Selection criteria: 

We included randomised controlled trials (RCTs) and non-randomised studies of interventions. We included adult workers, both those who come into close contact with clients or customers (e.g. public-facing employees, such as cashiers or taxi drivers), and those who do not, but who could be infected by coworkers. We excluded studies involving healthcare workers. We included any intervention to prevent or reduce workers' exposure to SARS-CoV-2 in the workplace, defining categories of intervention according to the hierarchy of hazard controls (i.e. elimination; engineering controls; administrative controls; personal protective equipment).

Data collection and analysis: 

We used standard Cochrane methods. Our primary outcomes were incidence rate of SARS-CoV-2 infection (or other respiratory viruses), SARS-CoV-2-related mortality, adverse events, and absenteeism from work. Our secondary outcomes were all-cause mortality, quality of life, hospitalisation, and uptake, acceptability, or adherence to strategies. We used the Cochrane RoB 2 tool to assess risk of bias, and GRADE methods to evaluate the certainty of evidence for each outcome.

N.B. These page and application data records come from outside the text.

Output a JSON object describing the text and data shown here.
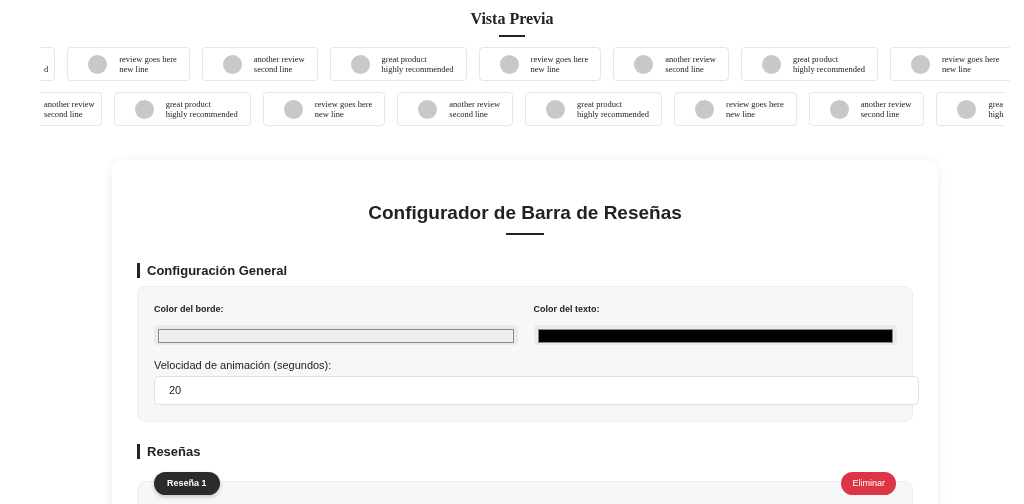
{
  "preview": {
    "title": "Vista Previa",
    "tracks": [
      {
        "items": [
          {
            "kind": "cut_left",
            "line2": "d"
          },
          {
            "kind": "full",
            "line1": "review goes here",
            "line2": "new line"
          },
          {
            "kind": "full",
            "line1": "another review",
            "line2": "second line"
          },
          {
            "kind": "full",
            "line1": "great product",
            "line2": "highly recommended"
          },
          {
            "kind": "full",
            "line1": "review goes here",
            "line2": "new line"
          },
          {
            "kind": "full",
            "line1": "another review",
            "line2": "second line"
          },
          {
            "kind": "full",
            "line1": "great product",
            "line2": "highly recommended"
          },
          {
            "kind": "full",
            "line1": "review goes here",
            "line2": "new line"
          }
        ]
      },
      {
        "items": [
          {
            "kind": "cut_left",
            "line1": "another review",
            "line2": "second line"
          },
          {
            "kind": "full",
            "line1": "great product",
            "line2": "highly recommended"
          },
          {
            "kind": "full",
            "line1": "review goes here",
            "line2": "new line"
          },
          {
            "kind": "full",
            "line1": "another review",
            "line2": "second line"
          },
          {
            "kind": "full",
            "line1": "great product",
            "line2": "highly recommended"
          },
          {
            "kind": "full",
            "line1": "review goes here",
            "line2": "new line"
          },
          {
            "kind": "full",
            "line1": "another review",
            "line2": "second line"
          },
          {
            "kind": "cut_right",
            "line1": "grea",
            "line2": "high"
          }
        ]
      }
    ]
  },
  "configurator": {
    "title": "Configurador de Barra de Reseñas",
    "general": {
      "heading": "Configuración General",
      "border_color": {
        "label": "Color del borde:",
        "color": "#efefef"
      },
      "text_color": {
        "label": "Color del texto:",
        "color": "#000000"
      },
      "speed": {
        "label": "Velocidad de animación (segundos):",
        "value": "20"
      }
    },
    "reviews": {
      "heading": "Reseñas",
      "items": [
        {
          "badge": "Reseña 1",
          "delete": "Eliminar"
        }
      ]
    }
  }
}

Main results: 

We identified 2 studies including a total of 16,014 participants.

Elimination-of-exposure interventions

We included one study examining an intervention that focused on elimination of hazards, which was an open-label, cluster-randomised, non-inferiority trial, conducted in England in 2021. The study compared standard 10-day self-isolation after contact with an infected person to a new strategy of daily rapid antigen testing and staying at work if the test is negative (test-based attendance). The trialists hypothesised that this would lead to a similar rate of infections, but lower COVID-related absence. Staff (N = 11,798) working at 76 schools were assigned to standard isolation, and staff (N = 12,229) working at 86 schools were assigned to the test-based attendance strategy.

The results between test-based attendance and standard 10-day self-isolation were inconclusive for the rate of symptomatic polymerase chain reaction (PCR)-positive SARS-CoV-2 infection (rate ratio (RR) 1.28, 95% confidence interval (CI) 0.74 to 2.21; 1 study; very low-certainty evidence).

The results between test-based attendance and standard 10-day self-isolation were inconclusive for the rate of any PCR-positive SARS-CoV-2 infection (RR 1.35, 95% CI 0.82 to 2.21; 1 study; very low-certainty evidence).

COVID-related absenteeism rates were 3704 absence days in 566,502 days-at-risk (6.5 per 1000 working days) in the control group and 2932 per 539,805 days-at-risk (5.4 per 1000 working days) in the intervention group (RR 0.83, 95% CI 0.55 to 1.25). We downgraded the certainty of the evidence to low due to imprecision.

Uptake of the intervention was 71% in the intervention group, but not reported for the control intervention.

The trial did not measure our other outcomes of SARS-CoV-2-related mortality, adverse events, all-cause mortality, quality of life, or hospitalisation.

We found seven ongoing studies using elimination-of-hazard strategies, six RCTs and one non-randomised trial.

Administrative control interventions

We found one ongoing RCT that aims to evaluate the efficacy of the Bacillus Calmette-Guérin (BCG) vaccine in preventing COVID-19 infection and reducing disease severity.

Combinations of eligible interventions

We included one non-randomised study examining a combination of elimination of hazards, administrative controls, and personal protective equipment. The study was conducted in two large retail companies in Italy in 2020. The study compared a safety operating protocol, measurement of body temperature and oxygen saturation upon entry, and a SARS-CoV-2 test strategy with a minimum activity protocol. Both groups received protective equipment. All employees working at the companies during the study period were included: 1987 in the intervention company and 1798 in the control company.

The study did not report an outcome of interest for this systematic review.

Other intervention categories

We did not find any studies in this category.